## [Your assignment]
Tally up the lines in the material where the word "labels" appears, then give the total and nothing else.
[Data provided Boundary: Start]
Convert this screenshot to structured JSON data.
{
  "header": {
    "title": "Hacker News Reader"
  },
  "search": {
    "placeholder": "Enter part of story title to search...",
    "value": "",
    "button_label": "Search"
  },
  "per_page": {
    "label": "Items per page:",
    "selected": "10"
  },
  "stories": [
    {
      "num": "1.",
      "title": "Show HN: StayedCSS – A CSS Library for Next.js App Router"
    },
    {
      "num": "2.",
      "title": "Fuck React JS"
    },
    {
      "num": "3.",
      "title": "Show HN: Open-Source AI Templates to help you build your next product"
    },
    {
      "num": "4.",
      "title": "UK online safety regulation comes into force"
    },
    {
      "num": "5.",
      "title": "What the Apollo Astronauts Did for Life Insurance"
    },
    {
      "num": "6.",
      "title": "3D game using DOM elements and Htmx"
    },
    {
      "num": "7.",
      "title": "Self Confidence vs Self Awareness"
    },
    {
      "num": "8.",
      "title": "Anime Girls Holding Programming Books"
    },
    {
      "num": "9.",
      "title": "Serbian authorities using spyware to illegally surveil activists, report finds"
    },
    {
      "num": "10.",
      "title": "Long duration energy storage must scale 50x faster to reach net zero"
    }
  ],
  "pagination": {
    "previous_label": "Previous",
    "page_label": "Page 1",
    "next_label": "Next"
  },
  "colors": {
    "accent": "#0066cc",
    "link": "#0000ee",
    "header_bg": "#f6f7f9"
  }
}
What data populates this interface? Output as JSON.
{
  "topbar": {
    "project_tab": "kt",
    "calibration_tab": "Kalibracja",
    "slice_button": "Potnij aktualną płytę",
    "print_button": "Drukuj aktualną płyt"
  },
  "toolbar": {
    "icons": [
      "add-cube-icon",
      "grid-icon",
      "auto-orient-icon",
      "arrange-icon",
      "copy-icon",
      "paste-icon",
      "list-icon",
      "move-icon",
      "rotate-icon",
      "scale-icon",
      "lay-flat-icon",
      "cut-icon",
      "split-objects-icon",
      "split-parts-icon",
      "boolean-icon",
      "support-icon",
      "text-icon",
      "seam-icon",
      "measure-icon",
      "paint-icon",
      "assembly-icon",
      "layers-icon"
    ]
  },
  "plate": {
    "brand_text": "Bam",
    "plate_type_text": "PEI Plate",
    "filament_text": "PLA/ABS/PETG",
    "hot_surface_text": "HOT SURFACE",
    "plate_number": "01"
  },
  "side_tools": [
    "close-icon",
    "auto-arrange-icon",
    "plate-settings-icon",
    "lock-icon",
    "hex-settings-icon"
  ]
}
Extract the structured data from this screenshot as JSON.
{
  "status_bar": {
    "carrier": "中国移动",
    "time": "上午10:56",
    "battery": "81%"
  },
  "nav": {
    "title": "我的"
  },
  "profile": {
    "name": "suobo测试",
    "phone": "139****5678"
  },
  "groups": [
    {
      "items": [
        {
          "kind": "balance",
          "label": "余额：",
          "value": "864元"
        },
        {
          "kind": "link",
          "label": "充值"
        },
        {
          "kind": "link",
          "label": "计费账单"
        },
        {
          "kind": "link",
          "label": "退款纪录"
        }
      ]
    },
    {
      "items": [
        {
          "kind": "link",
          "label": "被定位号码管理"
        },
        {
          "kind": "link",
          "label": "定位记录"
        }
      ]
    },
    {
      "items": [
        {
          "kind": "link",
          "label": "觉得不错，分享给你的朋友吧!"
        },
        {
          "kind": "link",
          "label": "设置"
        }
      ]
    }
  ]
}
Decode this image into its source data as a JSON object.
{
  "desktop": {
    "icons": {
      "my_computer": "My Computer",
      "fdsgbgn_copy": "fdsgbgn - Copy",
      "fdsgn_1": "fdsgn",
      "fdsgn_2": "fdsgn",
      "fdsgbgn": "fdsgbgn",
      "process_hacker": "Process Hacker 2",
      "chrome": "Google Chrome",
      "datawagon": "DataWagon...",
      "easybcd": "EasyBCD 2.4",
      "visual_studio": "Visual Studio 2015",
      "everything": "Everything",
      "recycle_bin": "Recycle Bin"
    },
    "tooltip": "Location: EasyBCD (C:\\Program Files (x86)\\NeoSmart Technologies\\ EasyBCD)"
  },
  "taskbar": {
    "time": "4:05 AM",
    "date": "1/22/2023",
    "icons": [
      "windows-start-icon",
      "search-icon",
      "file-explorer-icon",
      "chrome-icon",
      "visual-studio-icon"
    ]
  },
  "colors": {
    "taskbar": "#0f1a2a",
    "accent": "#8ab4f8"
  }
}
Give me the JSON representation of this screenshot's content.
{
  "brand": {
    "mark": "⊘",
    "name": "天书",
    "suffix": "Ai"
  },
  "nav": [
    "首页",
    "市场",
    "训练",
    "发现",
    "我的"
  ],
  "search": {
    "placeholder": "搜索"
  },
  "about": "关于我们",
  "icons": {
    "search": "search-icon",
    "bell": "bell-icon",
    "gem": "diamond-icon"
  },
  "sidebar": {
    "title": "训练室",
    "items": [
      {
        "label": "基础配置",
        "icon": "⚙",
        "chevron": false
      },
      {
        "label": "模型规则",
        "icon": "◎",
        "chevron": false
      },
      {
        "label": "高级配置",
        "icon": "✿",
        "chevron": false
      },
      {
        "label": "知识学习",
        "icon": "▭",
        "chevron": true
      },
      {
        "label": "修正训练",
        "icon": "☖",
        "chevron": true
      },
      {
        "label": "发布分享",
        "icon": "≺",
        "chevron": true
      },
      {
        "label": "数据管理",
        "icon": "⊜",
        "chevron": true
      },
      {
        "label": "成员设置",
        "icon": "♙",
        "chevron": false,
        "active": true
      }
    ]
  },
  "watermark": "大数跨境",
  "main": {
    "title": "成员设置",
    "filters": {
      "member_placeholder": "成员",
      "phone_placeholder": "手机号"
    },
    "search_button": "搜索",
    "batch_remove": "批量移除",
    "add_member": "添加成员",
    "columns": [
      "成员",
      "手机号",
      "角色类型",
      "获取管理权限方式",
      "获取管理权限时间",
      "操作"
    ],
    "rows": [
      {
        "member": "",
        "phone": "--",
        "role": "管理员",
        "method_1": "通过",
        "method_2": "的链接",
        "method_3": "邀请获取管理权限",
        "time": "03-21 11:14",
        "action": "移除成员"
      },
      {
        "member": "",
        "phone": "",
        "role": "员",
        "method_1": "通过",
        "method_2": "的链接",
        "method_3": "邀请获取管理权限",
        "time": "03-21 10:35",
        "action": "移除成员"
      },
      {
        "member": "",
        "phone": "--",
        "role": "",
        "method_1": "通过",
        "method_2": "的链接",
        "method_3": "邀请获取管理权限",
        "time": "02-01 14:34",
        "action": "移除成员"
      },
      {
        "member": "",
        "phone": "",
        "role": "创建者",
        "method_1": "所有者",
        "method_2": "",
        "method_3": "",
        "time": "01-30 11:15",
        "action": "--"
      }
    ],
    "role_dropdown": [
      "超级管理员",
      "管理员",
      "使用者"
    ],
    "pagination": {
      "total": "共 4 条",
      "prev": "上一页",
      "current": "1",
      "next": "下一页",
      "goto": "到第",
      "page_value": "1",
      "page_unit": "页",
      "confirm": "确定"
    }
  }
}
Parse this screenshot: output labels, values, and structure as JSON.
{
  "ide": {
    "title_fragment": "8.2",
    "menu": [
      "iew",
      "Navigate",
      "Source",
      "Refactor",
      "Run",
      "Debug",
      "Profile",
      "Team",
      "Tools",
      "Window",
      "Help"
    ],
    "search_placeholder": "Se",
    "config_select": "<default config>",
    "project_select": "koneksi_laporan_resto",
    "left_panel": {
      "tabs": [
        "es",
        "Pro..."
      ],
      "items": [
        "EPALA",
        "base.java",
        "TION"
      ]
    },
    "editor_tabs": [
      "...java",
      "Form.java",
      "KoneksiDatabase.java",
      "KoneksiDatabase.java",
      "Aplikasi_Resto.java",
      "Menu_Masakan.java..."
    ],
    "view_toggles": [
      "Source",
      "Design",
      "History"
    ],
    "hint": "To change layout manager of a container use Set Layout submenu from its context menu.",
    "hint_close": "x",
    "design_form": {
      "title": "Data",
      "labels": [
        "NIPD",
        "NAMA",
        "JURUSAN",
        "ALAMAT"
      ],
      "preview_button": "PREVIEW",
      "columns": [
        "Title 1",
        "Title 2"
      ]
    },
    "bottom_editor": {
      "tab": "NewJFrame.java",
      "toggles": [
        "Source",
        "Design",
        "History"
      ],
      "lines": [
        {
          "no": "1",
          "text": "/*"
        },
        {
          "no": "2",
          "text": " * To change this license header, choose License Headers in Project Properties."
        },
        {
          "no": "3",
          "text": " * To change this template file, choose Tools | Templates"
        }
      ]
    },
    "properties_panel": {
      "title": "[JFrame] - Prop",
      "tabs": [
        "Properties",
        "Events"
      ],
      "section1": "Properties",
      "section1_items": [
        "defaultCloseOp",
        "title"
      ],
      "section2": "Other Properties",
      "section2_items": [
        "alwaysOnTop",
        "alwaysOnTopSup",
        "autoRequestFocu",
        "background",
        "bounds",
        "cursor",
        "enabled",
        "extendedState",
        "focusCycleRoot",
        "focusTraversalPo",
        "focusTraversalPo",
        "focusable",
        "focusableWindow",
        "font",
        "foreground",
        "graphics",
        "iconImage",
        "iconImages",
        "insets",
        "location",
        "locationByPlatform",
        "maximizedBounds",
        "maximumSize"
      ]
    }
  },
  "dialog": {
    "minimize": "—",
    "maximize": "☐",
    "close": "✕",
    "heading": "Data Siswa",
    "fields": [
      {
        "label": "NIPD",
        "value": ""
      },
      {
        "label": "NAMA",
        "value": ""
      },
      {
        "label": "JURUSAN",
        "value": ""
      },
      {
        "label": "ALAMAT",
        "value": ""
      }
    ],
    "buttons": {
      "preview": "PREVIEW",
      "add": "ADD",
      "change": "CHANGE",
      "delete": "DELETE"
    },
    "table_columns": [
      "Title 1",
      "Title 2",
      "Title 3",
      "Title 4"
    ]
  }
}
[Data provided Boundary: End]
## [Answer area]
2